### AIM OF THE EXERCISE
Each line of the records that holds "Verify" should be shown in full.

-------- TASK DATA --------

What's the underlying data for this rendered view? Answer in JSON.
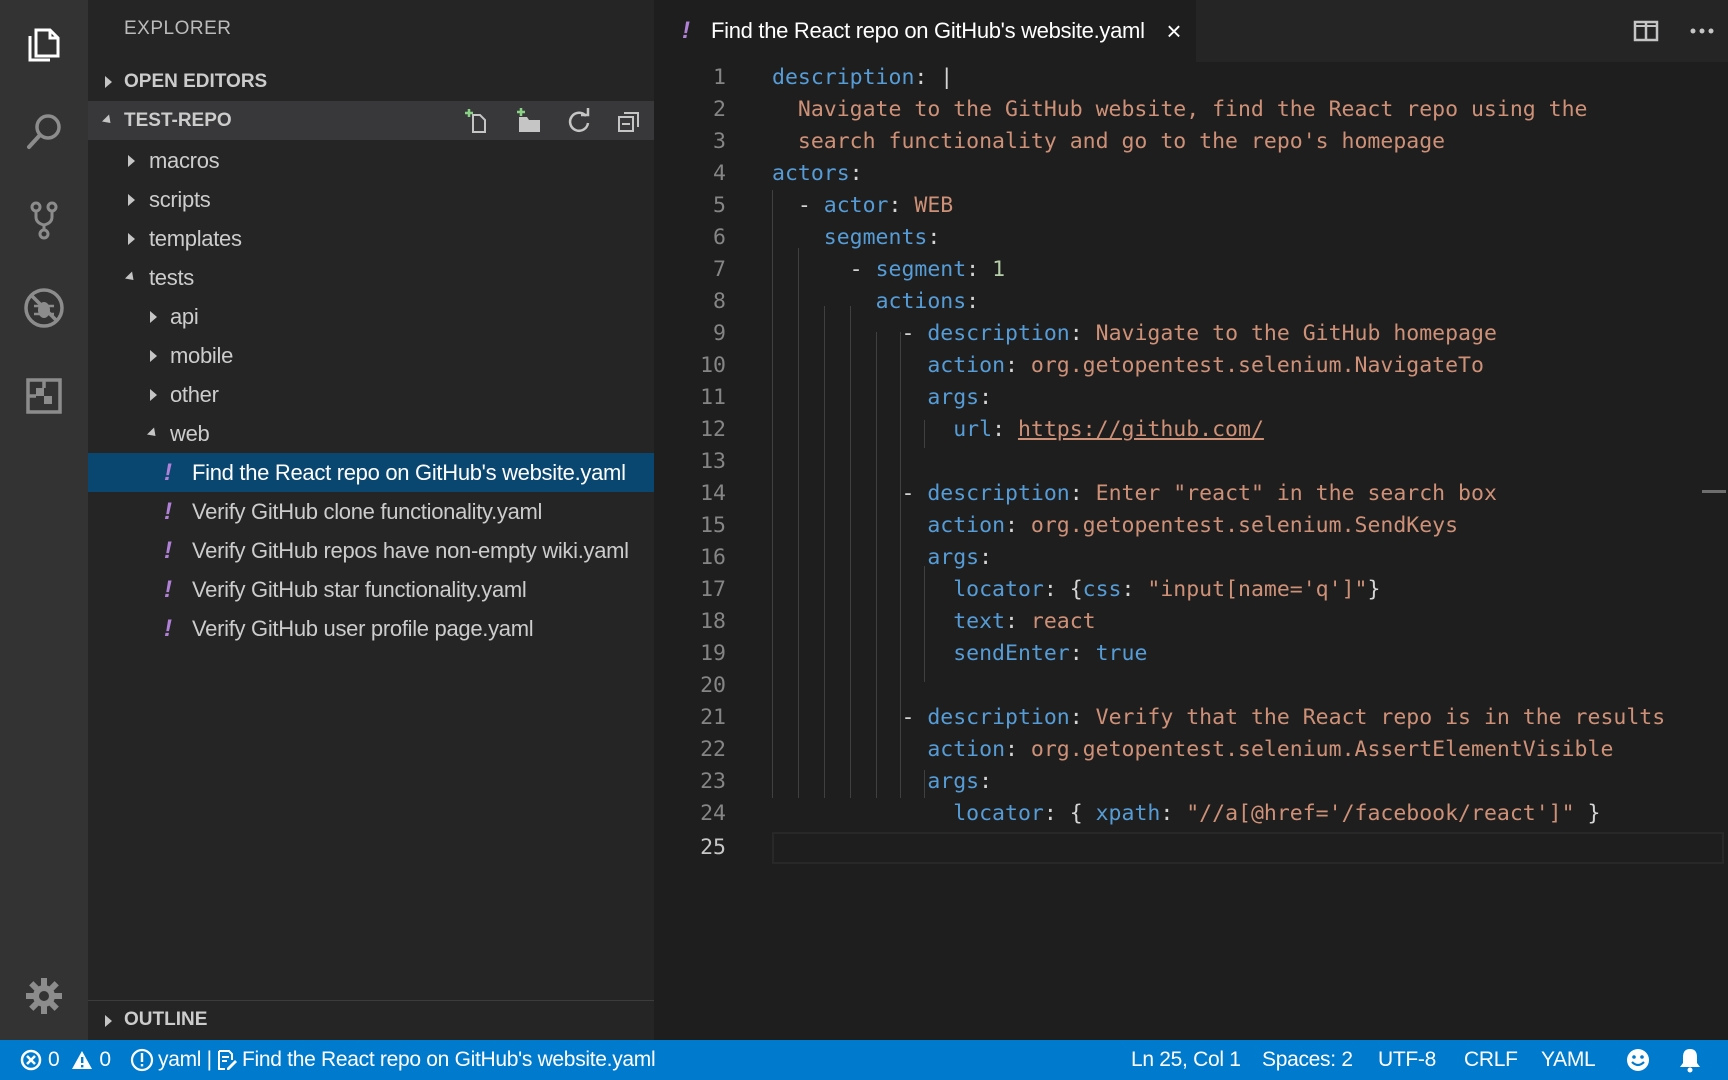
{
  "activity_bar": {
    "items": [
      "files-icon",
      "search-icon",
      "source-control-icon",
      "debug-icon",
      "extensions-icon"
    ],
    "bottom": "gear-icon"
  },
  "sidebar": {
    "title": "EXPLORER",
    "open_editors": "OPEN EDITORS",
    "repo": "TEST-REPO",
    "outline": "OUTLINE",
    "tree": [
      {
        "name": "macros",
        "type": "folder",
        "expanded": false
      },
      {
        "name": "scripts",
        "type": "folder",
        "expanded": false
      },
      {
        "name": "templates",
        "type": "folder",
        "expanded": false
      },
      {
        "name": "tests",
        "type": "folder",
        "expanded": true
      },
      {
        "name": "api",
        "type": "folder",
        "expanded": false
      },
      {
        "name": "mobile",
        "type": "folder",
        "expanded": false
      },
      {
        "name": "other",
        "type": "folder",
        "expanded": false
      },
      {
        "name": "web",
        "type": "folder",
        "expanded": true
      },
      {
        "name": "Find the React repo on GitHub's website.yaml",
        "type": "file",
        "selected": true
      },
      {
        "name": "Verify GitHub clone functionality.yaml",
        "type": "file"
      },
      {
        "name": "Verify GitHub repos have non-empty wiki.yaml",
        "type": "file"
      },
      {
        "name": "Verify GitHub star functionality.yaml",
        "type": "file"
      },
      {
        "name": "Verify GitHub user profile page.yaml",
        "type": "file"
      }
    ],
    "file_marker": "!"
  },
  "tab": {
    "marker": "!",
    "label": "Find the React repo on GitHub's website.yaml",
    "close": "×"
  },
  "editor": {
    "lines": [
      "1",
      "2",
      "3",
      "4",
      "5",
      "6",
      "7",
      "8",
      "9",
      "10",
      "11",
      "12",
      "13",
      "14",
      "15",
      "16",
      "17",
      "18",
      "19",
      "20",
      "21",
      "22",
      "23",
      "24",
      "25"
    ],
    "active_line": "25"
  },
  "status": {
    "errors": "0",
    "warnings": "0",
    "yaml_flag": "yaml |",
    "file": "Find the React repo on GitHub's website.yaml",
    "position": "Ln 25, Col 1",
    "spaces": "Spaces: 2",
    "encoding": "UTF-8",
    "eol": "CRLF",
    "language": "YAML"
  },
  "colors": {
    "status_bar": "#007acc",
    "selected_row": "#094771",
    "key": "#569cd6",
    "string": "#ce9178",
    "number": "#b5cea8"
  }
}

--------
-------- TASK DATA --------

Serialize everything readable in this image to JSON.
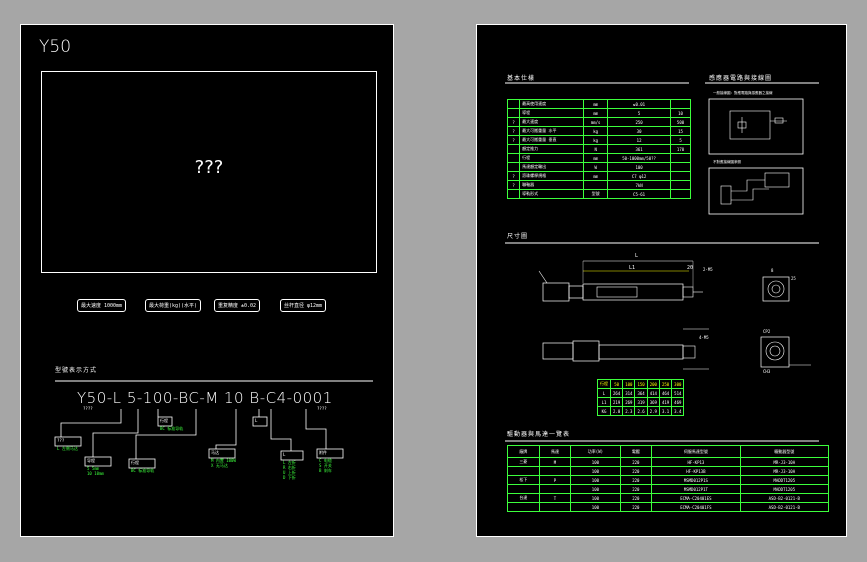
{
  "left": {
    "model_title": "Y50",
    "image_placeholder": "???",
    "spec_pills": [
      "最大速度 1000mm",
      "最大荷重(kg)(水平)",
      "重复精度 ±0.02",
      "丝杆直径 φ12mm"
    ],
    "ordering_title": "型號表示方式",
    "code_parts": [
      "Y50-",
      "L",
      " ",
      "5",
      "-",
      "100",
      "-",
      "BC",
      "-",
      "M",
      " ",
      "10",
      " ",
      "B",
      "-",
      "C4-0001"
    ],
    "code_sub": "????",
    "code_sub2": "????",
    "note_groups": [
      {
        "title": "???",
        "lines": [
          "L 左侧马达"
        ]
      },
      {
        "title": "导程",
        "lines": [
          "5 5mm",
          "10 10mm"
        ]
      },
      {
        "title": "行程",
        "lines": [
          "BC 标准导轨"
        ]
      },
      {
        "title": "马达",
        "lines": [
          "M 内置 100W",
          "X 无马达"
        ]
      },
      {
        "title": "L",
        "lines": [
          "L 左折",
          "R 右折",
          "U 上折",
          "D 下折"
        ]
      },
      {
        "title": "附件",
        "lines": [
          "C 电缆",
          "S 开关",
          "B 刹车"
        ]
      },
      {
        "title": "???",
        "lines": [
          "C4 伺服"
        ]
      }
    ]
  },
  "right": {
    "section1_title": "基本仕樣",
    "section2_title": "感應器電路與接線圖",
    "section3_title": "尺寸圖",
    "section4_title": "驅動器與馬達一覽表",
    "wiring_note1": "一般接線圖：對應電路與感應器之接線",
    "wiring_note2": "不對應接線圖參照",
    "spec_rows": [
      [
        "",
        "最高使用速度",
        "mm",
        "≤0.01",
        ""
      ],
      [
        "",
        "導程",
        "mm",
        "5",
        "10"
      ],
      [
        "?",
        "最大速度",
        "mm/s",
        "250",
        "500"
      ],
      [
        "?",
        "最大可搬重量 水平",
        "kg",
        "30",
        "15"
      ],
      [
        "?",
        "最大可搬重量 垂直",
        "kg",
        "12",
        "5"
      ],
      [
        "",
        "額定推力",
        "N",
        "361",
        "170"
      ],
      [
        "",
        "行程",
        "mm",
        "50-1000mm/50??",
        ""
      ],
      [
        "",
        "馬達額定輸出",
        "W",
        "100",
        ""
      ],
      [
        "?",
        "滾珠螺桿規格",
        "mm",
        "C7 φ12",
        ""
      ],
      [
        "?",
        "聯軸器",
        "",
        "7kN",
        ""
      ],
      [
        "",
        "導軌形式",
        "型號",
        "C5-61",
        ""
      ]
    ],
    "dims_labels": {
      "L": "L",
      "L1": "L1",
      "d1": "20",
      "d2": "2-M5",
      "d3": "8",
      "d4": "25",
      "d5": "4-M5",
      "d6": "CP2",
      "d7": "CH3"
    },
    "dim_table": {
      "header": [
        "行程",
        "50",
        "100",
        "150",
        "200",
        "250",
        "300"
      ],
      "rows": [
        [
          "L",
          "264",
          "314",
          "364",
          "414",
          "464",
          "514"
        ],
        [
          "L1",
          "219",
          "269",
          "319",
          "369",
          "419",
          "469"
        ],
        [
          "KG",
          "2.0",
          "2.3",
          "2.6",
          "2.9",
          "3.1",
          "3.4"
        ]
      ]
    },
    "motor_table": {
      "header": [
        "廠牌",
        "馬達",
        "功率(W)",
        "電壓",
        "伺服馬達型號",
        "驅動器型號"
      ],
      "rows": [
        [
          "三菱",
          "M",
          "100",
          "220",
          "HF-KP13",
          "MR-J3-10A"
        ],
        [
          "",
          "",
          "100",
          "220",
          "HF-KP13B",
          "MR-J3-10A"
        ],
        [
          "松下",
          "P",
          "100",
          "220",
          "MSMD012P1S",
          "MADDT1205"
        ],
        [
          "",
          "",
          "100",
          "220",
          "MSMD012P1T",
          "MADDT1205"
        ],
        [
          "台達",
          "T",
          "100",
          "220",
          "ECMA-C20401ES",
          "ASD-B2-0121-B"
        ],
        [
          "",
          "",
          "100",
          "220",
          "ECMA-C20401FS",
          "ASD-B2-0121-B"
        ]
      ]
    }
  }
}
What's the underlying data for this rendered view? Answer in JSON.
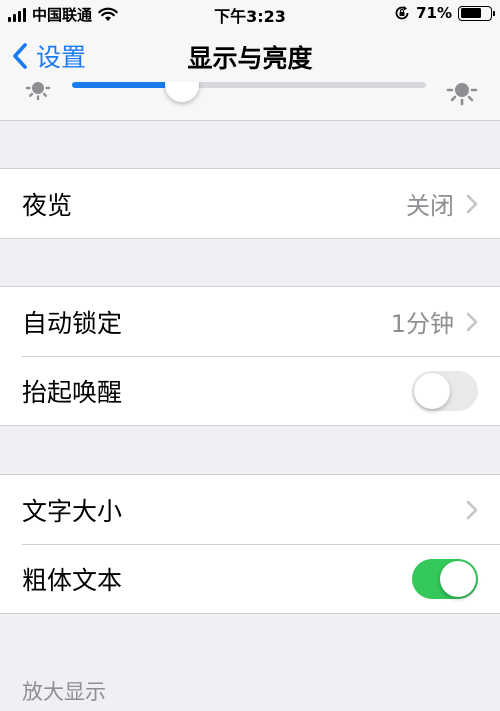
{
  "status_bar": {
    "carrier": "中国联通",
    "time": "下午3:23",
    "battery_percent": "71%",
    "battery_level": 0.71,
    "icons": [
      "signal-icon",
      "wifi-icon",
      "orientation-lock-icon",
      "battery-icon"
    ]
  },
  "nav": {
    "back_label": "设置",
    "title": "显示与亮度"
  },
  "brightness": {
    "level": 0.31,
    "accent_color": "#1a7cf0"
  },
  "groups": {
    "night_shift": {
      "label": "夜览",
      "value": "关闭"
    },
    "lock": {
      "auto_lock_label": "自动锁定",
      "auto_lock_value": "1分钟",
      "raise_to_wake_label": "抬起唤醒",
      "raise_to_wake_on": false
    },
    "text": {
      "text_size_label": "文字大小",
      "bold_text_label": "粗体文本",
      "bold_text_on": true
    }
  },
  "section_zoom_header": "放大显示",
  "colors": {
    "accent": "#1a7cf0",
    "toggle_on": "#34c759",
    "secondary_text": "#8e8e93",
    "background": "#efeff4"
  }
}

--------
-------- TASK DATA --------

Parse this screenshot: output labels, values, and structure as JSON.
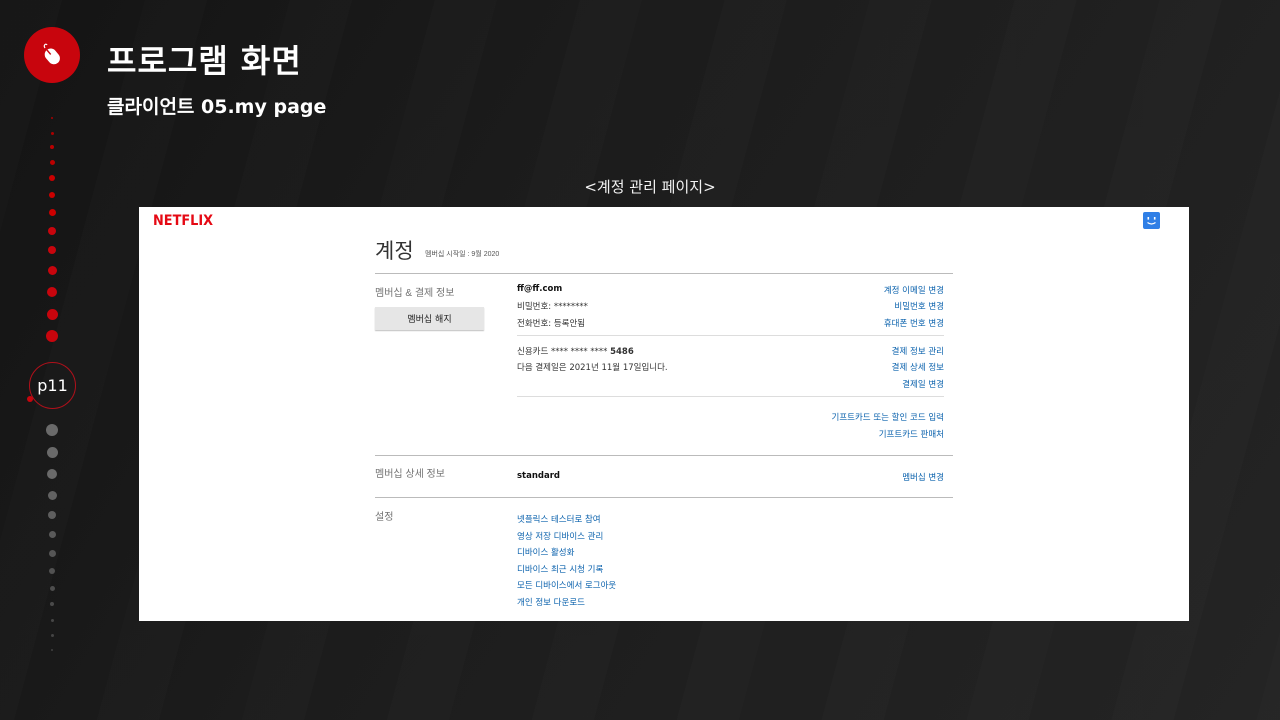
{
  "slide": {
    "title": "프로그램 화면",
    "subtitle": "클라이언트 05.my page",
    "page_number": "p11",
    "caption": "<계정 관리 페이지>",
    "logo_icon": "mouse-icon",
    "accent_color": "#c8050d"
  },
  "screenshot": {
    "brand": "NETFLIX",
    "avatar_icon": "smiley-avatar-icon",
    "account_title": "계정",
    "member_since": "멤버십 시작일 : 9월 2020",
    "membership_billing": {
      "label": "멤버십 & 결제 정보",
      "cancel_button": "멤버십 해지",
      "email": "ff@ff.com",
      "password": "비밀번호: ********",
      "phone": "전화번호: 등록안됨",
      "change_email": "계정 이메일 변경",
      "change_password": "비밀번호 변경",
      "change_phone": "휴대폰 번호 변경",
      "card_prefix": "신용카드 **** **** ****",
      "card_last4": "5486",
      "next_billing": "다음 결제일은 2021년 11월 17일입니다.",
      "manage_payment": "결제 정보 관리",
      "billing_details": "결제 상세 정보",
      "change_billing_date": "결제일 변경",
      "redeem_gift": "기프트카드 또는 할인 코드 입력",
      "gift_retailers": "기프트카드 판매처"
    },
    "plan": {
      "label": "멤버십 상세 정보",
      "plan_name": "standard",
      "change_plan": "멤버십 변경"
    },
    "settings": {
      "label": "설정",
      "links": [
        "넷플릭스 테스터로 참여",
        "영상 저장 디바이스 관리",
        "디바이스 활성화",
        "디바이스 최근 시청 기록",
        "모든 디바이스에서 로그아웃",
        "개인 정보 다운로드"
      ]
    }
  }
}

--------

### EXERCISE RESPONSE
        "name": "Verify GitHub clone functionality.yaml",
        "name": "Verify GitHub repos have non-empty wiki.yaml",
        "name": "Verify GitHub star functionality.yaml",
        "name": "Verify GitHub user profile page.yaml",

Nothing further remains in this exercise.